Now, let’s dive into the new study I mentioned at the beginning of this Dispatch. It looked at the effect of curcumin (the active ingredient in turmeric) on osteoarthritis (OA) of the knee…
Relief within a week
This new, randomized, double-blinded, placebo-controlled trial involved 50 patients, ages 40 to 75 years, who had been experiencing mild-to-moderate OA in one or both knees for at least three months.
At the study’s outset, the researchers randomly divided the participants into two groups. The first group took a proprietary supplement that contained 500 mg of curcumin daily for eight weeks. The second group took an identical-appearing placebo daily for eight weeks.
Next, the participants answered questions about their symptoms at day one, seven, 14, 30, and 60 of the trial. (The questions came from a common, standardized questionnaire called the Western Ontario and McMaster Universities Osteoarthritis Index [WOMAC] for determining the severity of arthritis symptoms. The higher the WOMAC score, the greater the pain and stiffness and the worse the physical function.)
At the first assessment, both groups scored the same in terms of pain, stiffness, and physical function. However, starting on day seven of treatment and continuing until the end of the study, the curcumin group experienced significant improvements compared to the placebo group on all measurements.
Specifically, the curcumin group reduced their:
- Pain scores by 48 percent
- Stiffness scores by an average of 53 percent
- Physical function scores by 52 percent (Remember, the higher the score, the worse the symptoms. So this reduction in scores was a good thing!)
By comparison, the placebo group only reduced their pain score by an average of 15 percent by the end of the study. (This modest improvement was expected, since OA pain is known to respond to placebo.)
Curcumin far surpasses FDA’s “litmus test” for efficacy
These results from the curcumin group really are impressive, especially when you consider the threshold the Food and Drug Administration (FDA) uses to determine a drug’s effectiveness…
In fact, the FDA only requires a drug to perform 20 percent better than placebo to be accepted as efficacious and gain approval. But in this study, the curcumin response was three to four times better than placebo!
And these findings aren’t at all surprising, as previous studies have also shown that curcumin supplements work better than drugs for pain. Plus, other studies show curcumin also protects against cancer, supports cognition (to prevent and reverse dementia), and eases digestion and gastrointestinal (GI) problems.
So how can you benefit from this spice? Well, just look for a quality dietary supplement that contains 400 to 500 mg of curcumin. (Remember—lower amounts probably won’t cut it. It’s always crucial to use the right doses of a quality supplement to see benefits. This study used a dose of 500 mg per day of curcumin and the participants experienced benefits within one week!)
For even better results, I suggest taking curcumin together with ashwagandha (winter cherry) and boswellia (frankincense). When taken together, these three remedies work synergistically to offer magnified benefits.
You can also look for ways to add ground turmeric to your diet.
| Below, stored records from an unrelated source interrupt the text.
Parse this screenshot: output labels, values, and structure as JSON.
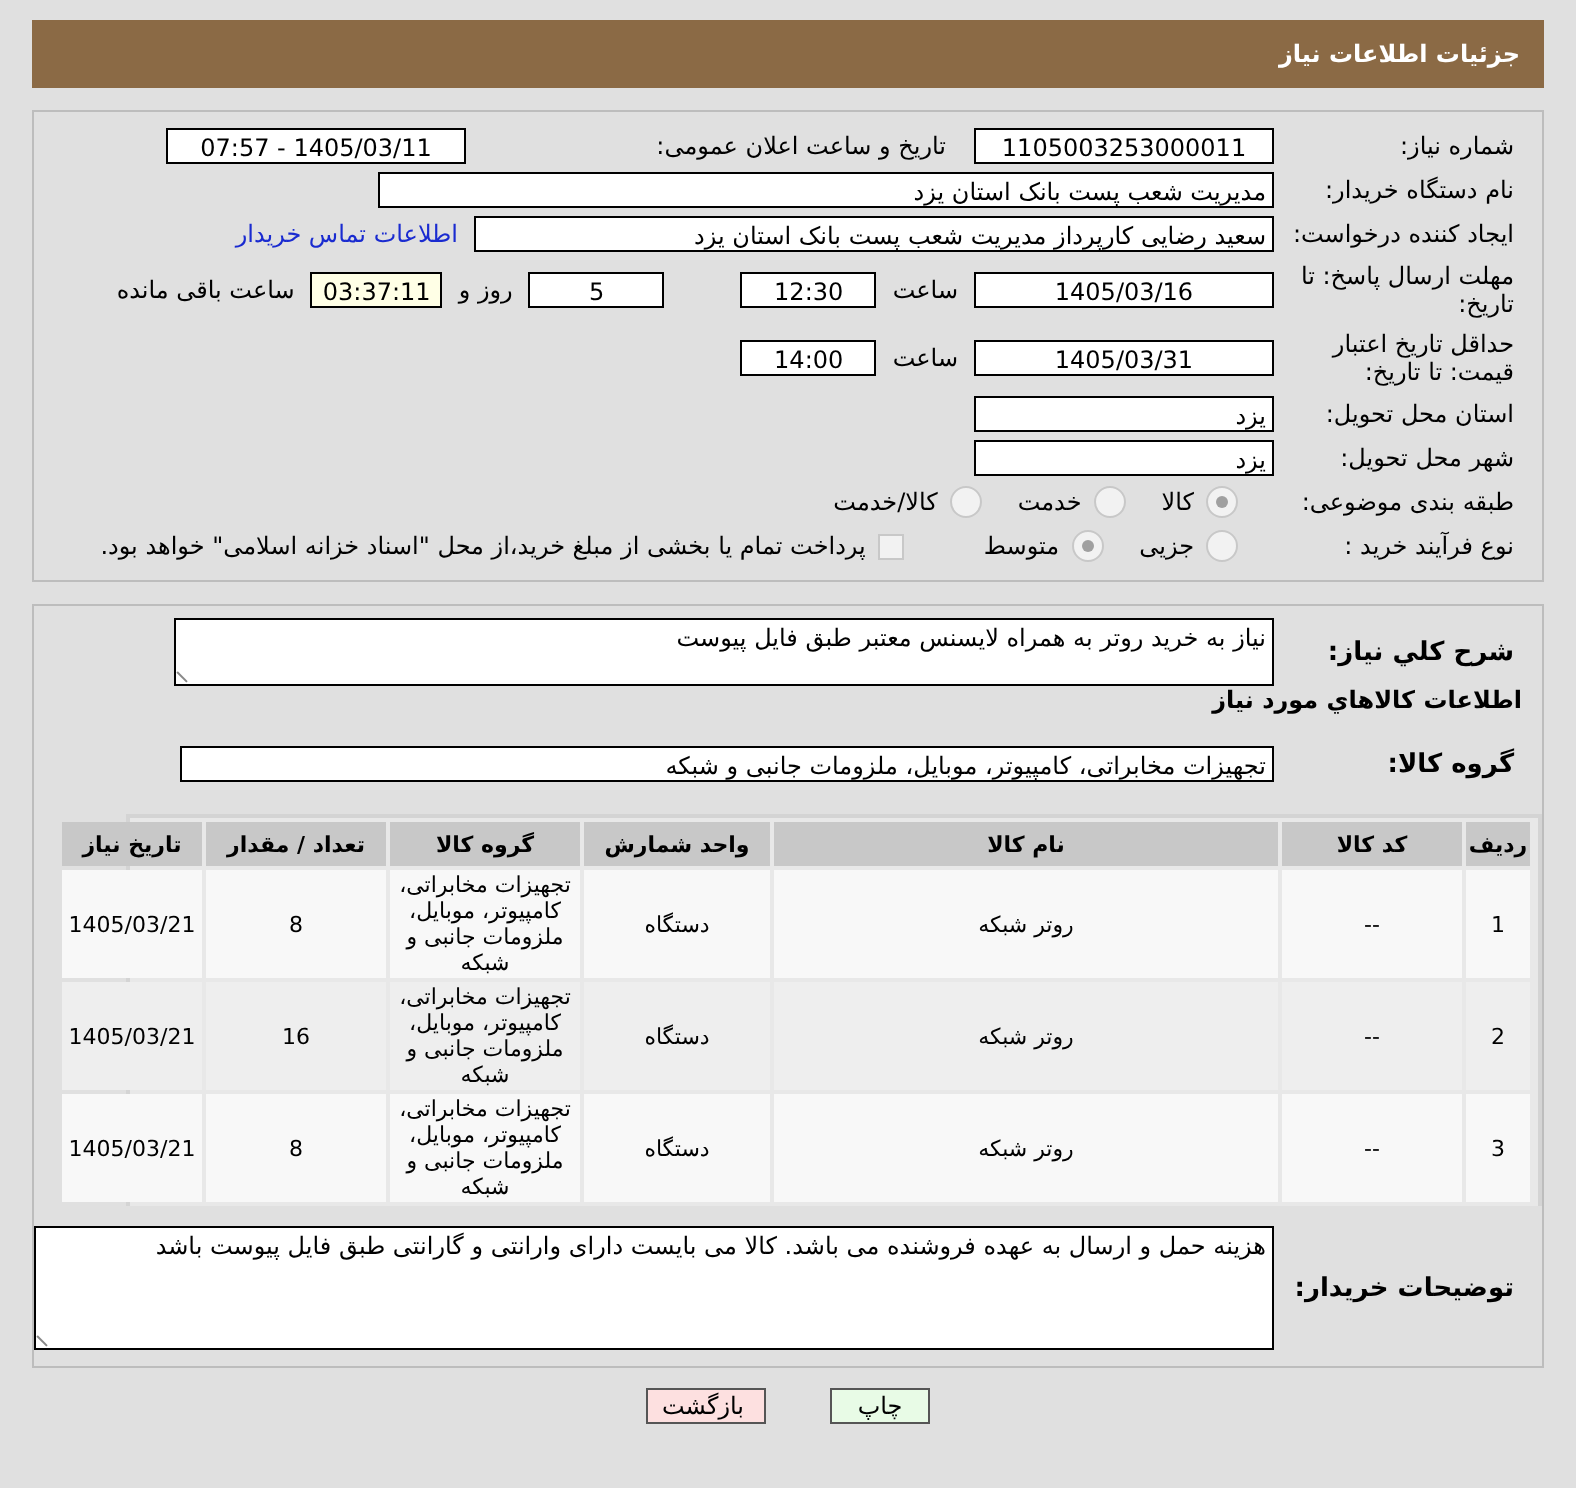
{
  "header": {
    "title": "جزئیات اطلاعات نیاز"
  },
  "need_number": {
    "label": "شماره نیاز:",
    "value": "1105003253000011"
  },
  "announce": {
    "label": "تاریخ و ساعت اعلان عمومی:",
    "value": "1405/03/11 - 07:57"
  },
  "buyer_org": {
    "label": "نام دستگاه خریدار:",
    "value": "مدیریت شعب پست بانک استان یزد"
  },
  "requester": {
    "label": "ایجاد کننده درخواست:",
    "value": "سعید  رضایی کارپرداز مدیریت شعب پست بانک استان یزد",
    "link": "اطلاعات تماس خریدار"
  },
  "reply_deadline": {
    "label": "مهلت ارسال پاسخ: تا تاریخ:",
    "date": "1405/03/16",
    "time_label": "ساعت",
    "time": "12:30",
    "days": "5",
    "days_label": "روز و",
    "remaining": "03:37:11",
    "remaining_label": "ساعت باقی مانده"
  },
  "price_validity": {
    "label": "حداقل تاریخ اعتبار قیمت: تا تاریخ:",
    "date": "1405/03/31",
    "time_label": "ساعت",
    "time": "14:00"
  },
  "province": {
    "label": "استان محل تحویل:",
    "value": "یزد"
  },
  "city": {
    "label": "شهر محل تحویل:",
    "value": "یزد"
  },
  "category": {
    "label": "طبقه بندی موضوعی:",
    "options": [
      {
        "label": "کالا",
        "selected": true
      },
      {
        "label": "خدمت",
        "selected": false
      },
      {
        "label": "کالا/خدمت",
        "selected": false
      }
    ]
  },
  "process": {
    "label": "نوع فرآیند خرید :",
    "options": [
      {
        "label": "جزیی",
        "selected": false
      },
      {
        "label": "متوسط",
        "selected": true
      }
    ],
    "payment": {
      "checked": false,
      "text": "پرداخت تمام یا بخشی از مبلغ خرید،از محل \"اسناد خزانه اسلامی\" خواهد بود."
    }
  },
  "description": {
    "label": "شرح کلي نیاز:",
    "value": "نیاز به خرید روتر به همراه لایسنس معتبر طبق فایل پیوست"
  },
  "goods_heading": "اطلاعات کالاهاي مورد نیاز",
  "goods_group": {
    "label": "گروه کالا:",
    "value": "تجهیزات مخابراتی، کامپیوتر، موبایل، ملزومات جانبی و شبکه"
  },
  "table": {
    "columns": [
      "ردیف",
      "کد کالا",
      "نام کالا",
      "واحد شمارش",
      "گروه کالا",
      "تعداد / مقدار",
      "تاریخ نیاز"
    ],
    "rows": [
      [
        "1",
        "--",
        "روتر شبکه",
        "دستگاه",
        "تجهیزات مخابراتی، کامپیوتر، موبایل، ملزومات جانبی و شبکه",
        "8",
        "1405/03/21"
      ],
      [
        "2",
        "--",
        "روتر شبکه",
        "دستگاه",
        "تجهیزات مخابراتی، کامپیوتر، موبایل، ملزومات جانبی و شبکه",
        "16",
        "1405/03/21"
      ],
      [
        "3",
        "--",
        "روتر شبکه",
        "دستگاه",
        "تجهیزات مخابراتی، کامپیوتر، موبایل، ملزومات جانبی و شبکه",
        "8",
        "1405/03/21"
      ]
    ]
  },
  "buyer_notes": {
    "label": "توضیحات خریدار:",
    "value": "هزینه حمل و ارسال به عهده فروشنده می باشد. کالا می بایست دارای وارانتی و گارانتی طبق فایل پیوست باشد"
  },
  "buttons": [
    {
      "label": "چاپ",
      "kind": "print"
    },
    {
      "label": "بازگشت",
      "kind": "back"
    }
  ]
}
Curry, as I mentioned earlier, is a traditional dish made with turmeric. But you can also simply sprinkle some ground turmeric into your applesauce, oatmeal, salad dressings, smoothies, soups, stews, and teas.
You can learn more about many other effective, natural approaches to combatting arthritis pain in my comprehensive Arthritis Relief and Reversal Protocol. To learn more about this online learning tool, or to enroll today, click here!
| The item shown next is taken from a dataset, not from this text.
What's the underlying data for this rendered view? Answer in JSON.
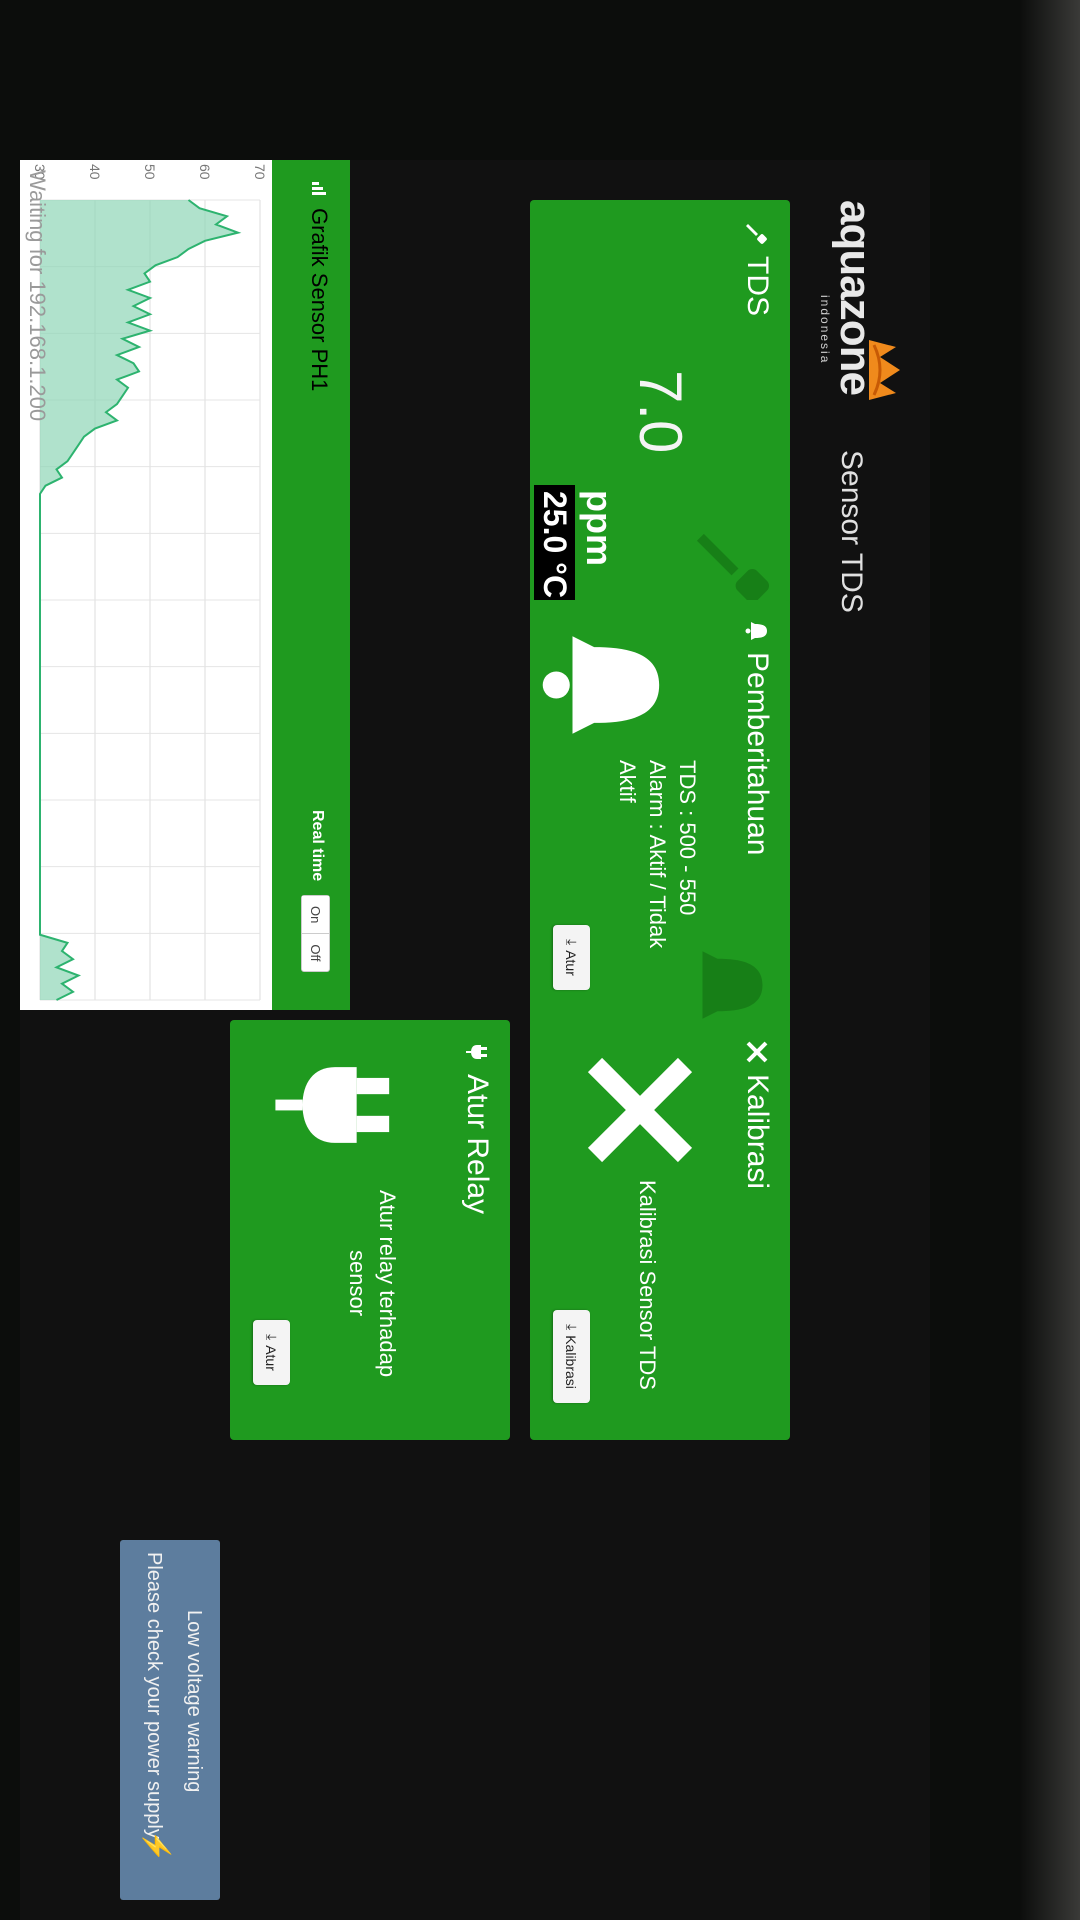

P.S. Next week, I’ll present another new study on the benefits of curcumin. This time, researchers compared it directly to a powerful anti-inflammatory drug. So, as always, be sure to tune back in!
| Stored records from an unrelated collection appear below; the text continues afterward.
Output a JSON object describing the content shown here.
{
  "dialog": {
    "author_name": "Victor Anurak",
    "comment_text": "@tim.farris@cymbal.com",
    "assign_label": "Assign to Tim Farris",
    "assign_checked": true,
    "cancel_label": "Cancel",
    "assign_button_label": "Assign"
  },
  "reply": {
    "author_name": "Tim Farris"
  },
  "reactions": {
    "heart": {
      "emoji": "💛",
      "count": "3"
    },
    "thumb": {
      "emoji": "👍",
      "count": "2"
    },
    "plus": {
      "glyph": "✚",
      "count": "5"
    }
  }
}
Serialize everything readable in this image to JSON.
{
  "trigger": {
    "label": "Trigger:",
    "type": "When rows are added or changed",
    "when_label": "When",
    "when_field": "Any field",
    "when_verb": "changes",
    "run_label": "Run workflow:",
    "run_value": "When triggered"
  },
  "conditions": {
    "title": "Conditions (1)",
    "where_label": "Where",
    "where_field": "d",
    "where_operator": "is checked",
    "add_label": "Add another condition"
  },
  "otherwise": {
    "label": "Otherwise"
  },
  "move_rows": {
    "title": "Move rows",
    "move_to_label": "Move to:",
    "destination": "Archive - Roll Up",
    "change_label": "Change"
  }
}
“A Randomized, Double Blind, Placebo Controlled, Parallel-Group Study to Evaluate the Safety and Efficacy of Curene® versus Placebo in Reducing Symptoms of Knee OA.” Biomed Res Int. 2018: 5291945. doi.org/10.1155/2018